Broadcasting executives are gathering in Edinburgh for the start of the annual international television festival.
The keynote MacTaggart Lecture will be given by the director general of the BBC, Mark Thompson, at what is a crucial time for the corporation.
Last year during the keynote Edinburgh speech, one of the BBC's biggest competitors, James Murdoch, launched an outspoken attack on the corporation.
He called its "dominant" scale "chilling" and said that it should be "far, far smaller".
The BSkyB chairman - who also runs much of News Corporation, the publisher of The Times, Sunday Times, Sun and the News of the World - expressed particular concern over the public funding of the BBC's news output, which he called "state-sponsored journalism".
He claimed it was a "threat to the plurality and independence of news provision", because it made it hard for commercial publishers to earn money from their own news websites.
To some of his audience, the idea of "state-sponsored journalism" was over the top.
But, worryingly for the BBC, Murdoch's general point that the corporation was too big and was harming its commercial rivals, drew murmurs of agreement from other media owners and politicians.
Since then, the BBC has found itself under almost constant fire, not least in the newspapers which now compete with it, as they extend their businesses onto the internet.
In this year's MacTaggart Lecture, Mr Thompson must try to win round the corporation's critics, including some of those commercial rivals and politicians.
But he must also set out his vision for the BBC, as a publicly-funded news and cultural organisation in a world of rapidly changing technology and behaviour - and tighter public finances.
The BBC has been widely criticised for the large sums of licence fee money it pays to its stars and top managers.

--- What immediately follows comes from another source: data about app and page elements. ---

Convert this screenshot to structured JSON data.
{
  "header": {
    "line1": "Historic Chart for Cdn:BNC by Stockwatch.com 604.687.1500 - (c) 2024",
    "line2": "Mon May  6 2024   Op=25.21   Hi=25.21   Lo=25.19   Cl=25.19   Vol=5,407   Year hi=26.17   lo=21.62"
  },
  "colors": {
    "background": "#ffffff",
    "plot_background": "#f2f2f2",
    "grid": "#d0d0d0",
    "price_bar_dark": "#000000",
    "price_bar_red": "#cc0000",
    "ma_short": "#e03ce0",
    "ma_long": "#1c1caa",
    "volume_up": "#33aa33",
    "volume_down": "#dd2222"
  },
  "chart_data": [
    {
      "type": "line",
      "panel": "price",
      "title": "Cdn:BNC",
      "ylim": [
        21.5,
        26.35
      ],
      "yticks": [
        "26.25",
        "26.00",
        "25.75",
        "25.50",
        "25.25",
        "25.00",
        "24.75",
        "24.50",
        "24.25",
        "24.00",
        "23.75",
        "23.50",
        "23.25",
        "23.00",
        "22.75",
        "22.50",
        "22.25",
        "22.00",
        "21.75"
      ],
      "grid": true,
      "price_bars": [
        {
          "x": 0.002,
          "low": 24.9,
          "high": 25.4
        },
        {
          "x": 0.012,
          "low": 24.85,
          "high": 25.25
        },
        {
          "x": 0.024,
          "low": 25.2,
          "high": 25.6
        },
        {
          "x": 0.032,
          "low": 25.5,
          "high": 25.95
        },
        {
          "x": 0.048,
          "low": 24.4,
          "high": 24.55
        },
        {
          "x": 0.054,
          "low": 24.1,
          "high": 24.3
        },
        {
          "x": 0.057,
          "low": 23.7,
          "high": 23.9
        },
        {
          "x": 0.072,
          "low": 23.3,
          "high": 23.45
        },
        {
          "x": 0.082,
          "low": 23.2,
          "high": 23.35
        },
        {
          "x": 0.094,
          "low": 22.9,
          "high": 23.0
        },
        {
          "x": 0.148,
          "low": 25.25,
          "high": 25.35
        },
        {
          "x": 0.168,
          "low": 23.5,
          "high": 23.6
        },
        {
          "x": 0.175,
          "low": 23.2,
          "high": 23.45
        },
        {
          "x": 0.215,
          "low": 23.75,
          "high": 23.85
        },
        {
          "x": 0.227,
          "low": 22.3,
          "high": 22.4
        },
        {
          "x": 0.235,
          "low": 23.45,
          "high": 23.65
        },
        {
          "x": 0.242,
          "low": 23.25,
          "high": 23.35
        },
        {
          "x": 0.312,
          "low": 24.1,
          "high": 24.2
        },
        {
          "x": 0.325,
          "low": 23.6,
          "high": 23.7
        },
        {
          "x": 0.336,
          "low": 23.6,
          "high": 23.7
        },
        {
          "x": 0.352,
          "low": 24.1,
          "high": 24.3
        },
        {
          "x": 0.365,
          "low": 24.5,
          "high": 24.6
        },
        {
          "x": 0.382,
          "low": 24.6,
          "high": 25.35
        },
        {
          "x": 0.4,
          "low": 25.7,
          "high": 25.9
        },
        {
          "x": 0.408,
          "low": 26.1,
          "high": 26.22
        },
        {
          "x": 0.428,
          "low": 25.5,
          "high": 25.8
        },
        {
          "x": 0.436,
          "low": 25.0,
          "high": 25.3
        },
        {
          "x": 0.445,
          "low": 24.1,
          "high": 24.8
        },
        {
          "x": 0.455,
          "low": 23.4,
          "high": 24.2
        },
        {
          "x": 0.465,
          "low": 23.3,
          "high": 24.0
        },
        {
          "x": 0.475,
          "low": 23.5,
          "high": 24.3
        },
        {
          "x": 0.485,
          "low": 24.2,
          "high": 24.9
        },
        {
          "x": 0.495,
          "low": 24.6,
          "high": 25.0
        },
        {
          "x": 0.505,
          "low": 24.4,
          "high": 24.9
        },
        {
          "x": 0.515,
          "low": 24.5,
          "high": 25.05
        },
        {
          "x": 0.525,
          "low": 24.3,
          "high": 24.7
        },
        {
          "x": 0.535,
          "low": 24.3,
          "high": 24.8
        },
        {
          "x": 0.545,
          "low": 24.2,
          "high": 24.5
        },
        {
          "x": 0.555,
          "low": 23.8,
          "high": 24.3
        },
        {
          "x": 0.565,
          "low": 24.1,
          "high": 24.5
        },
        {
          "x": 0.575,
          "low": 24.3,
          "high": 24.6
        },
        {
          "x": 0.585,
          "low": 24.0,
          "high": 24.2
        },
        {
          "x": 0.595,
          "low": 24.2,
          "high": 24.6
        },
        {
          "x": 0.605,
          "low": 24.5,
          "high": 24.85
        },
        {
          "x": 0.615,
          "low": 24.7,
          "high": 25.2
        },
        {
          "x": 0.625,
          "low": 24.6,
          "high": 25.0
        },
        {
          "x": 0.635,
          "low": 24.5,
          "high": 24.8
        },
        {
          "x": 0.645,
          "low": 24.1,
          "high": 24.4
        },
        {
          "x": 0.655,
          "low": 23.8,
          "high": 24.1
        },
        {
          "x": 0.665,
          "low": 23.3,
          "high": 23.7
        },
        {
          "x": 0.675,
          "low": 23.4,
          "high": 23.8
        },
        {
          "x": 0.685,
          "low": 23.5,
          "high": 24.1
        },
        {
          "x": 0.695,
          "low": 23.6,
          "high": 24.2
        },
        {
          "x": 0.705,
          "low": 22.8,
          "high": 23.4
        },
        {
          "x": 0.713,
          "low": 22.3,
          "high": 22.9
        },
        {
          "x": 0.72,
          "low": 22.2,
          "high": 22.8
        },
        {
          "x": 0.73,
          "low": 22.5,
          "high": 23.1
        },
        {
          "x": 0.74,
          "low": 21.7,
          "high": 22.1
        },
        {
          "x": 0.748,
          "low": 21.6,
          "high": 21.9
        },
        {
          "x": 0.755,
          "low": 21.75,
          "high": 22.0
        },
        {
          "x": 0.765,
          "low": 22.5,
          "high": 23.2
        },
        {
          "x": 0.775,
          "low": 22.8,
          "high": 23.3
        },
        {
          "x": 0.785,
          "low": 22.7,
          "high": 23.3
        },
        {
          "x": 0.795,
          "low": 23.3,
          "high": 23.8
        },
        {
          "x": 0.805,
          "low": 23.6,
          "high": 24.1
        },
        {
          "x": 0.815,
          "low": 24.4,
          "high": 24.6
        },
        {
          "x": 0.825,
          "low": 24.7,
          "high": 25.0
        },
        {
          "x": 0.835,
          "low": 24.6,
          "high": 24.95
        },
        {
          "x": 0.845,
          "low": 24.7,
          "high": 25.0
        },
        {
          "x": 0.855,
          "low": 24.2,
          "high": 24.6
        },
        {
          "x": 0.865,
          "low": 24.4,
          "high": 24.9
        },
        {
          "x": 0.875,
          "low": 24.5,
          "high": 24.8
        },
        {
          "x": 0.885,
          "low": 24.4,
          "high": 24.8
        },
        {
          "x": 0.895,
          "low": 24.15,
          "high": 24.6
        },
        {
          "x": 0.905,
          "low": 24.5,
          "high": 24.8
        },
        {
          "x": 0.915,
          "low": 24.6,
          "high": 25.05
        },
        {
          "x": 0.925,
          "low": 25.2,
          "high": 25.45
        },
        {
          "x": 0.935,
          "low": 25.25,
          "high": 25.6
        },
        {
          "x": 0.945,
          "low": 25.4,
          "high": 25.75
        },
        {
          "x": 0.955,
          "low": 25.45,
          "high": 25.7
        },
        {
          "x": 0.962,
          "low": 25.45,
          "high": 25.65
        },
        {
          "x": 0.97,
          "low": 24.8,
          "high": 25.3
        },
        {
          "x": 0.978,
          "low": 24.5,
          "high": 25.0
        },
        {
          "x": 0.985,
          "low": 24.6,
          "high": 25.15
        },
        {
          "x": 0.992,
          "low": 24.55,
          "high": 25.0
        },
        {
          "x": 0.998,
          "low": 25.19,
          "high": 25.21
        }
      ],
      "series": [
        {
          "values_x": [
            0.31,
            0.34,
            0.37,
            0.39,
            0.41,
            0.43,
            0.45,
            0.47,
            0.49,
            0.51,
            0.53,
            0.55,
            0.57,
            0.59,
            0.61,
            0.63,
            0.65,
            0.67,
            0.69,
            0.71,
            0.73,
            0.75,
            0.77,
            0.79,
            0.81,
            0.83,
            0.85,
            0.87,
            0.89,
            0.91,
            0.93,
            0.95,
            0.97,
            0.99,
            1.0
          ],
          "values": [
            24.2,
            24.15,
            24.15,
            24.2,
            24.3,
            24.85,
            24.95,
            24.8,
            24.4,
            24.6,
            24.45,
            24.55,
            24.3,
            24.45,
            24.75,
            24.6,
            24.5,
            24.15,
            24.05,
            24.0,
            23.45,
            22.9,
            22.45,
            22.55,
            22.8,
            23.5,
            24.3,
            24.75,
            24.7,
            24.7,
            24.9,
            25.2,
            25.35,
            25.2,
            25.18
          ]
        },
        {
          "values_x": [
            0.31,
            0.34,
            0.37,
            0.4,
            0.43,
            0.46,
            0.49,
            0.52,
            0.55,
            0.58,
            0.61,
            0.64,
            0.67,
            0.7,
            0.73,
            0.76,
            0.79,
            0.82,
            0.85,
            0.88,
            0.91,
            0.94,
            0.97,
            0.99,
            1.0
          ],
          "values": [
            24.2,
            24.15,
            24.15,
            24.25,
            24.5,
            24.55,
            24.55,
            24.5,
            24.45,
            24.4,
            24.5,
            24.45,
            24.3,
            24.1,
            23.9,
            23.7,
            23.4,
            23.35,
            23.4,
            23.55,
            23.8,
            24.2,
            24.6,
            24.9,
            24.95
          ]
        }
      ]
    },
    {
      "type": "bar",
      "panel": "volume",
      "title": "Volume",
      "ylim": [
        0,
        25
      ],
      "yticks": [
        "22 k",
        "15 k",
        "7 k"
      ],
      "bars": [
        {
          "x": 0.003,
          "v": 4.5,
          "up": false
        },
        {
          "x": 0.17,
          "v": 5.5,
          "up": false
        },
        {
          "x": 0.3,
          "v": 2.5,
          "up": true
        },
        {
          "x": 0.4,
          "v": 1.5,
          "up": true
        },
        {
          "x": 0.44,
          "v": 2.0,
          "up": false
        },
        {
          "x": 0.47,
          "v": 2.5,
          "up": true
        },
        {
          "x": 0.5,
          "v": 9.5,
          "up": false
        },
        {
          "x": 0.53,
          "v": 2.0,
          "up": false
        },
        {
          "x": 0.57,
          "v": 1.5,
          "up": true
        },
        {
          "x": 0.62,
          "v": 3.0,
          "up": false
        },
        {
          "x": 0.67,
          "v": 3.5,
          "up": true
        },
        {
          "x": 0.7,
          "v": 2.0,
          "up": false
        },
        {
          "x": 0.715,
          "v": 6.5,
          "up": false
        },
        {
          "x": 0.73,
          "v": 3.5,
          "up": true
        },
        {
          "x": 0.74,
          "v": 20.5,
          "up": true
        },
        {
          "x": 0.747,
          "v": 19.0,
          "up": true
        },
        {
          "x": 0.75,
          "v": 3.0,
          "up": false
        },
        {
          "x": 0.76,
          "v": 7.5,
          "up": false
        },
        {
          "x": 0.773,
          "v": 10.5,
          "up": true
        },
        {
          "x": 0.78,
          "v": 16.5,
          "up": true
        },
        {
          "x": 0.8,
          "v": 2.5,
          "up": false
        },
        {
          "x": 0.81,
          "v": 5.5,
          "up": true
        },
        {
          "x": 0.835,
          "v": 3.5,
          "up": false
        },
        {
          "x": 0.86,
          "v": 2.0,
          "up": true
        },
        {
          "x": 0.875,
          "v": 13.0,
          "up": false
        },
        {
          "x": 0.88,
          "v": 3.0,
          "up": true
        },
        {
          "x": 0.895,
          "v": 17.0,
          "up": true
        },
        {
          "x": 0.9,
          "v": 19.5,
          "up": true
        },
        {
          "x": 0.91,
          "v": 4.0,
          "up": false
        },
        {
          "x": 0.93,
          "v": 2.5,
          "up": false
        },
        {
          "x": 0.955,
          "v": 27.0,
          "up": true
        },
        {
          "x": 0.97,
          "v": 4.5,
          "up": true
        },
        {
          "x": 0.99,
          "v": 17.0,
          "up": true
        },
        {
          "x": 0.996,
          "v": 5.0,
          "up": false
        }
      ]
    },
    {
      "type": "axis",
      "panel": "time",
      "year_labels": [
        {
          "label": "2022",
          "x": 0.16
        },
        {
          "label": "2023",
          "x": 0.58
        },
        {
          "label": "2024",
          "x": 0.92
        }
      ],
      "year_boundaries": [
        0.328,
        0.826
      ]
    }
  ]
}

In the new age of public austerity, Culture Secretary Jeremy Hunt says much needs changing at the BBC.
He has given notice that the next licence fee negotiations - when they begin in a year's time - will be very tough.
Viewers, he says, can expect to pay less.
Belatedly, the BBC has responded to some of the criticisms.
Senior executives' pay has been published, then frozen, and bonuses withdrawn.
The highest-paid managers are giving up a month's pay for the next two years and will be asked to withdraw from a scheme which tops up their pensions.
The BBC is to publish the names of its highest-paid presenters and performers and it has proposed radical cuts to its staff pension scheme, to cope with a large deficit.
But that in turn has alienated many BBC employees, who are less highly paid.
Unions are balloting their members for strike action.
Other staff are unhappy because their jobs are moving to the north of England, while executives leading the move are keeping their own homes in the south.
Mark Thompson must address all of these different concerns and audiences.
Yet he is also expected to point out that the BBC has much to be proud of.
It still has high support from the public, and large and appreciative audiences for its television, radio and online services.
Innovations such as the BBC website and iPlayer have added to the public benefit provided by the corporation in recent years.
When, asked to make cuts, it tries to close a service such as the digital radio station 6 Music, there is an outcry.
On the eve of Mr Thompson's speech, the case for the BBC has been eloquently argued by two academics in what they call An Appeal to the New Parliament in Defence of a British Institution.
Professor Steven Barnett and Professor Jean Seaton, of the University of Westminster, call on Parliament to remember "the huge affection in which the BBC is held by the British public, the worldwide admiration which it attracts, and the immeasurable importance of the democratic and cultural contribution which it makes to British life".
The BBC director general could hardly put it better himself. Whether he does so remains to be seen.